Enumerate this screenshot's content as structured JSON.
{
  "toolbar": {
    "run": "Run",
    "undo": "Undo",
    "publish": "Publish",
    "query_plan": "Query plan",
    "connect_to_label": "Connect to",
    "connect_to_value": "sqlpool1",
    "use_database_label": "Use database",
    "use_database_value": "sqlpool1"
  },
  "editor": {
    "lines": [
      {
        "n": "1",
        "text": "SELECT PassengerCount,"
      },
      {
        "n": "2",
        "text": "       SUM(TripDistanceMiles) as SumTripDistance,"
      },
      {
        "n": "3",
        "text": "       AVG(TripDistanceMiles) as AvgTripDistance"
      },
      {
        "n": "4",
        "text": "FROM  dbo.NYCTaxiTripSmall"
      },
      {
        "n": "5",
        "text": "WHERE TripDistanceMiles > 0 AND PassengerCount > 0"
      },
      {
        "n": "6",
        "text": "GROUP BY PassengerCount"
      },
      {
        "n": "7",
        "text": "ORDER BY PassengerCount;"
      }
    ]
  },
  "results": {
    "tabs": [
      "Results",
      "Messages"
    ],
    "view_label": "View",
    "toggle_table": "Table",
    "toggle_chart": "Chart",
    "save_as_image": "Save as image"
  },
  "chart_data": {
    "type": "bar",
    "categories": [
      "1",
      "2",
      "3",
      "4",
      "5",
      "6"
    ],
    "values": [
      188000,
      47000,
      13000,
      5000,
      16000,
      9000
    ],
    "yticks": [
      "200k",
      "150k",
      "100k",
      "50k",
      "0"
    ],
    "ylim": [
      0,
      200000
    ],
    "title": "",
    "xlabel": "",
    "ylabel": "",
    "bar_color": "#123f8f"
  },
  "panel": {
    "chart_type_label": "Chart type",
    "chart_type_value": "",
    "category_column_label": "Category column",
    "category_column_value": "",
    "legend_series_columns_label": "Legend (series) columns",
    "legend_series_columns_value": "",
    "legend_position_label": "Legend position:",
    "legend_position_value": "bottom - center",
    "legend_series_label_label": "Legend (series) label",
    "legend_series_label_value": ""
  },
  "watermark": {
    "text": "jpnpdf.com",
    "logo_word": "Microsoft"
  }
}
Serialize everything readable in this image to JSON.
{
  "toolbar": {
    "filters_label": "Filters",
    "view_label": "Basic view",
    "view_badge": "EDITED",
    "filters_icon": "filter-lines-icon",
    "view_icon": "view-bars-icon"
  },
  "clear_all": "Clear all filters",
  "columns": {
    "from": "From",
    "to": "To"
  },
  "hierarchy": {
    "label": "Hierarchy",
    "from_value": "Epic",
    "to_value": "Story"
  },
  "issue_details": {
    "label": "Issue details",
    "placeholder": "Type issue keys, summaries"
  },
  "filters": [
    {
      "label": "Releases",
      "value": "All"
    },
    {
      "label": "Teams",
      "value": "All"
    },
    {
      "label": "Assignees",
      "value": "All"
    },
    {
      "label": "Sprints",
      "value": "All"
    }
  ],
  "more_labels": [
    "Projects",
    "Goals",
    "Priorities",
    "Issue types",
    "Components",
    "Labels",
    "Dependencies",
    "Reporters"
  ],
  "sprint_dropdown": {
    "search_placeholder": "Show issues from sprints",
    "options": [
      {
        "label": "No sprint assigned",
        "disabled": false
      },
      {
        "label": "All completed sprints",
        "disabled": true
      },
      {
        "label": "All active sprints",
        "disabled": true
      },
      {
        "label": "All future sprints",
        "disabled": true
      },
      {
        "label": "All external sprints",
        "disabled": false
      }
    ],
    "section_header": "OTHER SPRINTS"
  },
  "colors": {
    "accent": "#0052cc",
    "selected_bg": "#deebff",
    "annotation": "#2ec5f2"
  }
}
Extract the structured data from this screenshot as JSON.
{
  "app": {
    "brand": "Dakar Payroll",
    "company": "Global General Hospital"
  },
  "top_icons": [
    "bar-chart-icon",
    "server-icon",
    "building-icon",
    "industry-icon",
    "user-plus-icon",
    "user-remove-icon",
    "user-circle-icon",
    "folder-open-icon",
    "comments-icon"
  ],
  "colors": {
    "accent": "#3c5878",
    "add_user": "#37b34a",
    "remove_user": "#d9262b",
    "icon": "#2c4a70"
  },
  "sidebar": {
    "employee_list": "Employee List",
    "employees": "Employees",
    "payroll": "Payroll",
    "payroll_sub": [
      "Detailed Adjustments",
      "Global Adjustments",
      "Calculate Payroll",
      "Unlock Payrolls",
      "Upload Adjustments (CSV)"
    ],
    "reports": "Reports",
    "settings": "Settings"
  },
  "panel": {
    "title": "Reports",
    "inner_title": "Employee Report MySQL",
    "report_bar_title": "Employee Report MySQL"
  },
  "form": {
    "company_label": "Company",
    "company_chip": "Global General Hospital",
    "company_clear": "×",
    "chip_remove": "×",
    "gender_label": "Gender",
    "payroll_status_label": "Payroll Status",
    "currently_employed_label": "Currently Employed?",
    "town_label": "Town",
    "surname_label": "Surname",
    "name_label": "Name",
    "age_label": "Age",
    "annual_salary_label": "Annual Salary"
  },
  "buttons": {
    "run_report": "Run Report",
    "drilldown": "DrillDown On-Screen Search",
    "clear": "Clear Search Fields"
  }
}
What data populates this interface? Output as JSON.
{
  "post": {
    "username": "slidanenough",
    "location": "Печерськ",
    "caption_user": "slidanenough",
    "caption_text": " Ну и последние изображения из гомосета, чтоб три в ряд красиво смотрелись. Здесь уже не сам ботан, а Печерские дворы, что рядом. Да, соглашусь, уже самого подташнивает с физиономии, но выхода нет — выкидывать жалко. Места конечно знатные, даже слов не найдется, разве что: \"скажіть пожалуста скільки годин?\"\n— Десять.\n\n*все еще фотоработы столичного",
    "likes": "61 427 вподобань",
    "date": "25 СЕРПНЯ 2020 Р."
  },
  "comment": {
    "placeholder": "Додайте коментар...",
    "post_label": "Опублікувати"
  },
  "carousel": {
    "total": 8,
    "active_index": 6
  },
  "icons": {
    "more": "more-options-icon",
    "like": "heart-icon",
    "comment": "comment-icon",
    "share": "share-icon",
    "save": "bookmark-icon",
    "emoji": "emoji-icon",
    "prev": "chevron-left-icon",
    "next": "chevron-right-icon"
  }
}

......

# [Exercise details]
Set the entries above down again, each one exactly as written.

# [Answer]
Enumerate this screenshot's content as structured JSON.
{
  "toolbar": {
    "run": "Run",
    "undo": "Undo",
    "publish": "Publish",
    "query_plan": "Query plan",
    "connect_to_label": "Connect to",
    "connect_to_value": "sqlpool1",
    "use_database_label": "Use database",
    "use_database_value": "sqlpool1"
  },
  "editor": {
    "lines": [
      {
        "n": "1",
        "text": "SELECT PassengerCount,"
      },
      {
        "n": "2",
        "text": "       SUM(TripDistanceMiles) as SumTripDistance,"
      },
      {
        "n": "3",
        "text": "       AVG(TripDistanceMiles) as AvgTripDistance"
      },
      {
        "n": "4",
        "text": "FROM  dbo.NYCTaxiTripSmall"
      },
      {
        "n": "5",
        "text": "WHERE TripDistanceMiles > 0 AND PassengerCount > 0"
      },
      {
        "n": "6",
        "text": "GROUP BY PassengerCount"
      },
      {
        "n": "7",
        "text": "ORDER BY PassengerCount;"
      }
    ]
  },
  "results": {
    "tabs": [
      "Results",
      "Messages"
    ],
    "view_label": "View",
    "toggle_table": "Table",
    "toggle_chart": "Chart",
    "save_as_image": "Save as image"
  },
  "chart_data": {
    "type": "bar",
    "categories": [
      "1",
      "2",
      "3",
      "4",
      "5",
      "6"
    ],
    "values": [
      188000,
      47000,
      13000,
      5000,
      16000,
      9000
    ],
    "yticks": [
      "200k",
      "150k",
      "100k",
      "50k",
      "0"
    ],
    "ylim": [
      0,
      200000
    ],
    "title": "",
    "xlabel": "",
    "ylabel": "",
    "bar_color": "#123f8f"
  },
  "panel": {
    "chart_type_label": "Chart type",
    "chart_type_value": "",
    "category_column_label": "Category column",
    "category_column_value": "",
    "legend_series_columns_label": "Legend (series) columns",
    "legend_series_columns_value": "",
    "legend_position_label": "Legend position:",
    "legend_position_value": "bottom - center",
    "legend_series_label_label": "Legend (series) label",
    "legend_series_label_value": ""
  },
  "watermark": {
    "text": "jpnpdf.com",
    "logo_word": "Microsoft"
  }
}
Serialize everything readable in this image to JSON.
{
  "toolbar": {
    "filters_label": "Filters",
    "view_label": "Basic view",
    "view_badge": "EDITED",
    "filters_icon": "filter-lines-icon",
    "view_icon": "view-bars-icon"
  },
  "clear_all": "Clear all filters",
  "columns": {
    "from": "From",
    "to": "To"
  },
  "hierarchy": {
    "label": "Hierarchy",
    "from_value": "Epic",
    "to_value": "Story"
  },
  "issue_details": {
    "label": "Issue details",
    "placeholder": "Type issue keys, summaries"
  },
  "filters": [
    {
      "label": "Releases",
      "value": "All"
    },
    {
      "label": "Teams",
      "value": "All"
    },
    {
      "label": "Assignees",
      "value": "All"
    },
    {
      "label": "Sprints",
      "value": "All"
    }
  ],
  "more_labels": [
    "Projects",
    "Goals",
    "Priorities",
    "Issue types",
    "Components",
    "Labels",
    "Dependencies",
    "Reporters"
  ],
  "sprint_dropdown": {
    "search_placeholder": "Show issues from sprints",
    "options": [
      {
        "label": "No sprint assigned",
        "disabled": false
      },
      {
        "label": "All completed sprints",
        "disabled": true
      },
      {
        "label": "All active sprints",
        "disabled": true
      },
      {
        "label": "All future sprints",
        "disabled": true
      },
      {
        "label": "All external sprints",
        "disabled": false
      }
    ],
    "section_header": "OTHER SPRINTS"
  },
  "colors": {
    "accent": "#0052cc",
    "selected_bg": "#deebff",
    "annotation": "#2ec5f2"
  }
}
Extract the structured data from this screenshot as JSON.
{
  "app": {
    "brand": "Dakar Payroll",
    "company": "Global General Hospital"
  },
  "top_icons": [
    "bar-chart-icon",
    "server-icon",
    "building-icon",
    "industry-icon",
    "user-plus-icon",
    "user-remove-icon",
    "user-circle-icon",
    "folder-open-icon",
    "comments-icon"
  ],
  "colors": {
    "accent": "#3c5878",
    "add_user": "#37b34a",
    "remove_user": "#d9262b",
    "icon": "#2c4a70"
  },
  "sidebar": {
    "employee_list": "Employee List",
    "employees": "Employees",
    "payroll": "Payroll",
    "payroll_sub": [
      "Detailed Adjustments",
      "Global Adjustments",
      "Calculate Payroll",
      "Unlock Payrolls",
      "Upload Adjustments (CSV)"
    ],
    "reports": "Reports",
    "settings": "Settings"
  },
  "panel": {
    "title": "Reports",
    "inner_title": "Employee Report MySQL",
    "report_bar_title": "Employee Report MySQL"
  },
  "form": {
    "company_label": "Company",
    "company_chip": "Global General Hospital",
    "company_clear": "×",
    "chip_remove": "×",
    "gender_label": "Gender",
    "payroll_status_label": "Payroll Status",
    "currently_employed_label": "Currently Employed?",
    "town_label": "Town",
    "surname_label": "Surname",
    "name_label": "Name",
    "age_label": "Age",
    "annual_salary_label": "Annual Salary"
  },
  "buttons": {
    "run_report": "Run Report",
    "drilldown": "DrillDown On-Screen Search",
    "clear": "Clear Search Fields"
  }
}
What data populates this interface? Output as JSON.
{
  "post": {
    "username": "slidanenough",
    "location": "Печерськ",
    "caption_user": "slidanenough",
    "caption_text": " Ну и последние изображения из гомосета, чтоб три в ряд красиво смотрелись. Здесь уже не сам ботан, а Печерские дворы, что рядом. Да, соглашусь, уже самого подташнивает с физиономии, но выхода нет — выкидывать жалко. Места конечно знатные, даже слов не найдется, разве что: \"скажіть пожалуста скільки годин?\"\n— Десять.\n\n*все еще фотоработы столичного",
    "likes": "61 427 вподобань",
    "date": "25 СЕРПНЯ 2020 Р."
  },
  "comment": {
    "placeholder": "Додайте коментар...",
    "post_label": "Опублікувати"
  },
  "carousel": {
    "total": 8,
    "active_index": 6
  },
  "icons": {
    "more": "more-options-icon",
    "like": "heart-icon",
    "comment": "comment-icon",
    "share": "share-icon",
    "save": "bookmark-icon",
    "emoji": "emoji-icon",
    "prev": "chevron-left-icon",
    "next": "chevron-right-icon"
  }
}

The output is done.